Wednesday, November 17, 2010

The Jersey Quagmire

In fifty or one hundred years what is currently happening in New Jersey gambling will probably be read about in business books at the University of Chicago, Wharton or Columbia. It is a painful, yet important period to watch and be a part of.

The New Jersey governor, faced with decreasing state revenues, a bloated bureaucracy and special interests up the wazoo, is making some very tough decisions; and one of them involves the sport that you and I participate in, bet and enjoy.

Yesterday an updated Hanson Report was released. In it, the recommendation was made to close the Meadowlands (save a small meet for the Hambo), and race some dates at Monmouth. In addition, there is a plan to open more off-track betting hubs, add exchange wagering as well as instant wagering. Doing this, the report authors believe, will help make racing a non-taxpayer subsidized business - one that can stand on its own four hooves.

On the surface this sounds logical to virtually everyone outside our sport, and quite honestly (if we look in the mirror) we knew this would be coming. We can not expect to run races in front of few people, with few people betting on them forever. We can not expect horse owners to race for $12,000 at the Meadowlands, while they can race for $22,000 at Chester either. For those mad at the governor for doing something based on ROI, well frankly, we are doing exactly the same thing as horse owners by entering at tracks with higher purses, and the sport be damned if no one is betting on them.

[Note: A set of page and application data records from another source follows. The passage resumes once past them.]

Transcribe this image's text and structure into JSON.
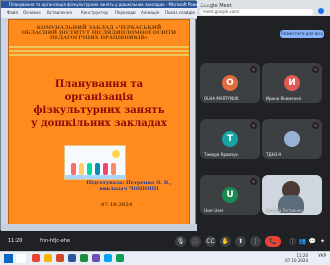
{
  "browser": {
    "tab_title": "Google Meet",
    "url": "meet.google.com/"
  },
  "meet": {
    "top_pill": "Розмістити для всіх",
    "top_label": "",
    "tiles": [
      {
        "initial": "O",
        "name": "OLHA MARTYNUK",
        "color": "#e06b3c"
      },
      {
        "initial": "И",
        "name": "Ирина Якименко",
        "color": "#e35a54"
      },
      {
        "initial": "T",
        "name": "Тамара Кравчук",
        "color": "#1aa3a3"
      },
      {
        "initial": "",
        "name": "ТДН3 Н",
        "color": "#7ab"
      },
      {
        "initial": "U",
        "name": "User User",
        "color": "#1b8a52"
      },
      {
        "initial": "",
        "name": "Оксана Петренко",
        "color": "#ccc"
      }
    ],
    "controls": {
      "time": "11:20",
      "code": "fnn-hfjc-ehe",
      "mic": "🎙",
      "cam": "🎥",
      "cc": "CC",
      "raise": "✋",
      "present": "⬆",
      "more": "⋮",
      "end": "📞",
      "info": "ⓘ",
      "people": "👥",
      "chat": "💬",
      "activities": "✦"
    }
  },
  "powerpoint": {
    "window_title": "Планування та організація фізкультурних занять у дошкільних закладах - Microsoft PowerPoint",
    "ribbon": [
      "Файл",
      "Основне",
      "Вставлення",
      "Конструктор",
      "Переходи",
      "Анімація",
      "Показ слайдів"
    ],
    "slide": {
      "header": "КОМУНАЛЬНИЙ ЗАКЛАД «ЧЕРКАСЬКИЙ ОБЛАСНИЙ ІНСТИТУТ ПІСЛЯДИПЛОМНОЇ ОСВІТИ ПЕДАГОГІЧНИХ ПРАЦІВНИКІВ»",
      "title": "Планування та організація фізкультурних занять у дошкільних закладах",
      "author": "Підготувала: Петренко О. В., викладач ЧОІПОПП",
      "date": "07.10.2024"
    }
  },
  "taskbar": {
    "clock_time": "11:20",
    "clock_date": "07.10.2024",
    "lang": "УКР"
  }
}
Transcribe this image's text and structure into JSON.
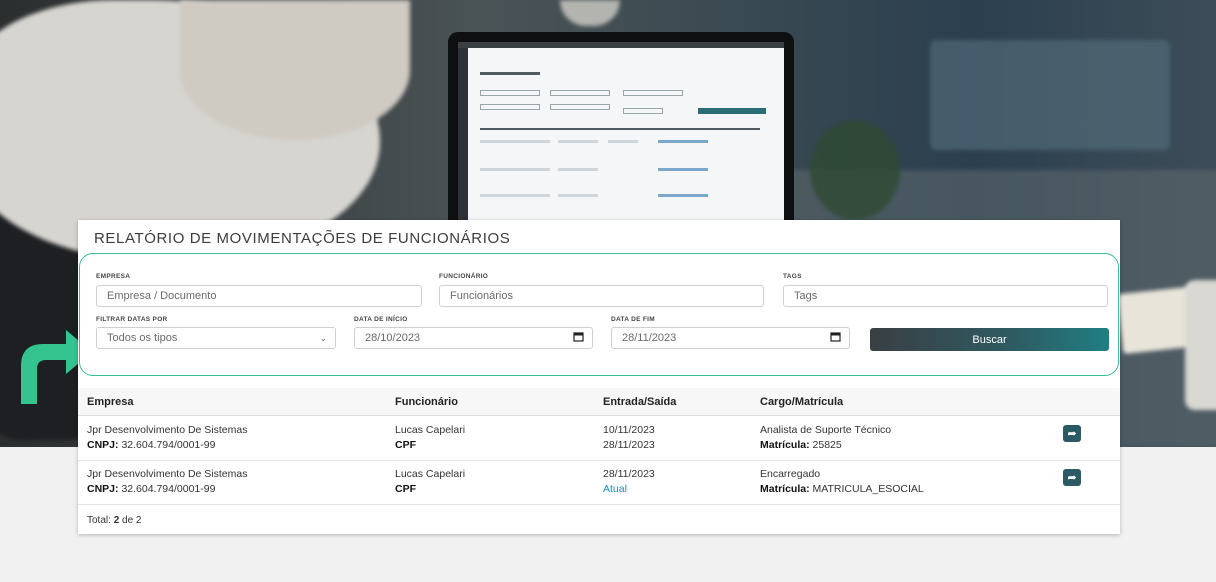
{
  "report": {
    "title": "RELATÓRIO DE MOVIMENTAÇÕES DE FUNCIONÁRIOS"
  },
  "filters": {
    "empresa": {
      "label": "EMPRESA",
      "placeholder": "Empresa / Documento"
    },
    "funcionario": {
      "label": "FUNCIONÁRIO",
      "placeholder": "Funcionários"
    },
    "tags": {
      "label": "TAGS",
      "placeholder": "Tags"
    },
    "filtrar_datas": {
      "label": "FILTRAR DATAS POR",
      "value": "Todos os tipos"
    },
    "data_inicio": {
      "label": "DATA DE INÍCIO",
      "value": "28/10/2023"
    },
    "data_fim": {
      "label": "DATA DE FIM",
      "value": "28/11/2023"
    },
    "search_label": "Buscar"
  },
  "table": {
    "headers": [
      "Empresa",
      "Funcionário",
      "Entrada/Saída",
      "Cargo/Matrícula"
    ],
    "rows": [
      {
        "empresa": "Jpr Desenvolvimento De Sistemas",
        "cnpj_label": "CNPJ:",
        "cnpj": "32.604.794/0001-99",
        "funcionario": "Lucas Capelari",
        "doc_label": "CPF",
        "entrada": "10/11/2023",
        "saida": "28/11/2023",
        "cargo": "Analista de Suporte Técnico",
        "matricula_label": "Matrícula:",
        "matricula": "25825"
      },
      {
        "empresa": "Jpr Desenvolvimento De Sistemas",
        "cnpj_label": "CNPJ:",
        "cnpj": "32.604.794/0001-99",
        "funcionario": "Lucas Capelari",
        "doc_label": "CPF",
        "entrada": "28/11/2023",
        "saida": "Atual",
        "cargo": "Encarregado",
        "matricula_label": "Matrícula:",
        "matricula": "MATRICULA_ESOCIAL"
      }
    ],
    "total_label": "Total:",
    "total_count": "2",
    "total_of": "de 2"
  },
  "icons": {
    "calendar": "calendar-icon",
    "chevron": "chevron-down-icon",
    "share": "share-arrow-icon",
    "arrow_pointer": "curved-arrow-icon"
  },
  "colors": {
    "accent_green": "#37c28f",
    "button_dark": "#2e5b62",
    "link_blue": "#1a8fb8"
  }
}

Having said that, I truly feel that the plan lacks a certain vision, simply because the Meadowlands is the harness track with the most brand power in the entire world. If you ask someone from Australia, or Sweden which track is the world's best, they will probably say the Meadowlands. If you run a 10 claimer race on a Saturday for $12,000 at Chester, or $6000 at the Meadowlands, the latter will have close to 10 times the handle and pay for itself. I would have loved to have seen a plan focused on the track and its brand power, rather than demolishing it and starting it all from scratch.

Regardless, the new world of Jersey racing is simple. It is dead without slots.

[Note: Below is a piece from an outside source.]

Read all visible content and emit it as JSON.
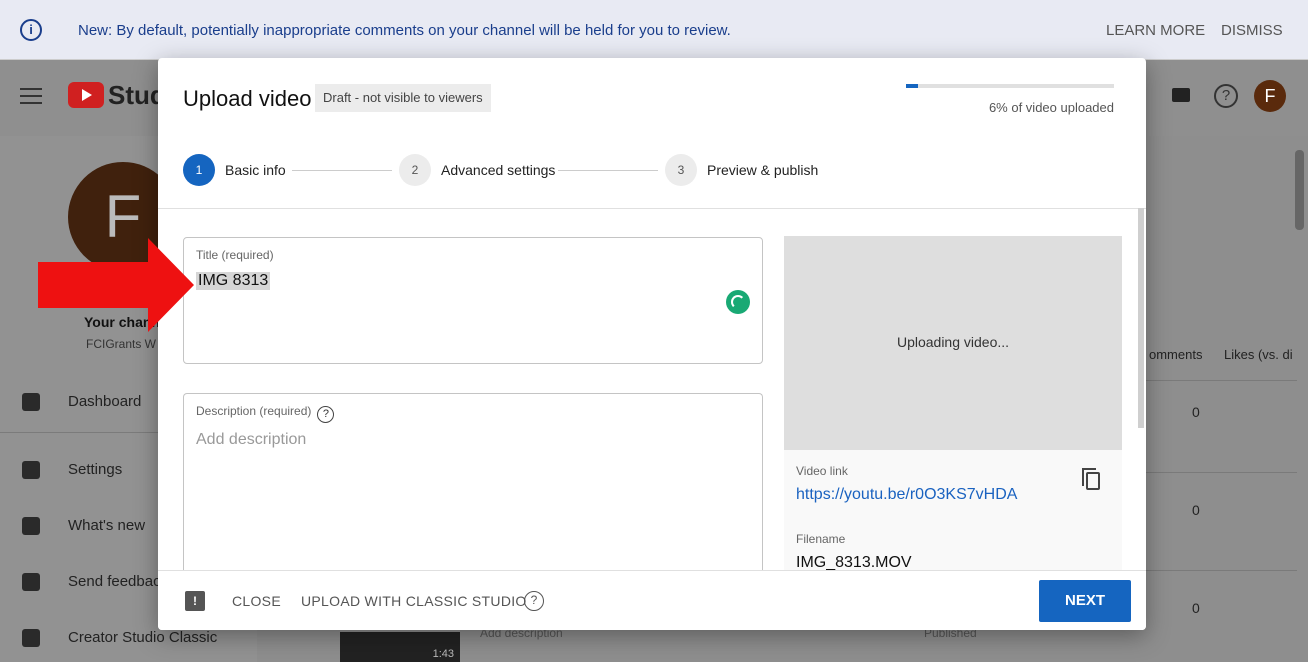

Slots have completely changed the horse racing world - they have killed handles, made vets, breeders and drivers pretty rich and in the process (most importantly in this case) have destroyed jurisdictions that don't have them.

Just how crazy is the horse racing slots world? Let's look at purses and handles. Alan over at View From the Racetrack Grandstand looked at Meadowlands handles versus purse distribution the other day.

November 12 Meadowlands Card (no slots, but a track people like to bet, which holds interest of fans of the harness racing game)

Purses Distributed: $94,900
Handle: $1,533,000

November 13 Sudbury Downs Card (slots-fuelled track)

Purses Distributed: $87,800
Handle: $7897

The track with over $1.5M in handle on a Friday evening, which is the most brandable track in harness racing history, is on the verge of being shut down forever. A track with $7897 in handle hums right along.

It's a wild world out there. I think it is what happens when there is no one minding the store. And even when someone tries to make sure what is happening to the Meadowlands does not happen elsewhere (like the RDSP proposed by Standardbred Canada) only 740 people sign a petition.

We are our own worst enemy.

3 comments:

Anonymous said...

That,s it bud we want the Hambo in our neck of the woods. We want the Hambo at Sudbury Downs.

Anonymous said...

I can't wait for it all to come tumbling down. The whole rotten edifce.

Then I want to find an old riding carriage and race my friend to the church and back. And start again, knowing what I know, what so many don't.

Pacingguy said...

All kidding aside, as much as it pains me, racing has had it coming for a long time; it just took a b buster like Christie to come along. It would have been better if someone took a stand in a state like Iowas instead of the Meadowlands. Of course, unless it happened in a place like New Jersey, the horsemen would ignore it.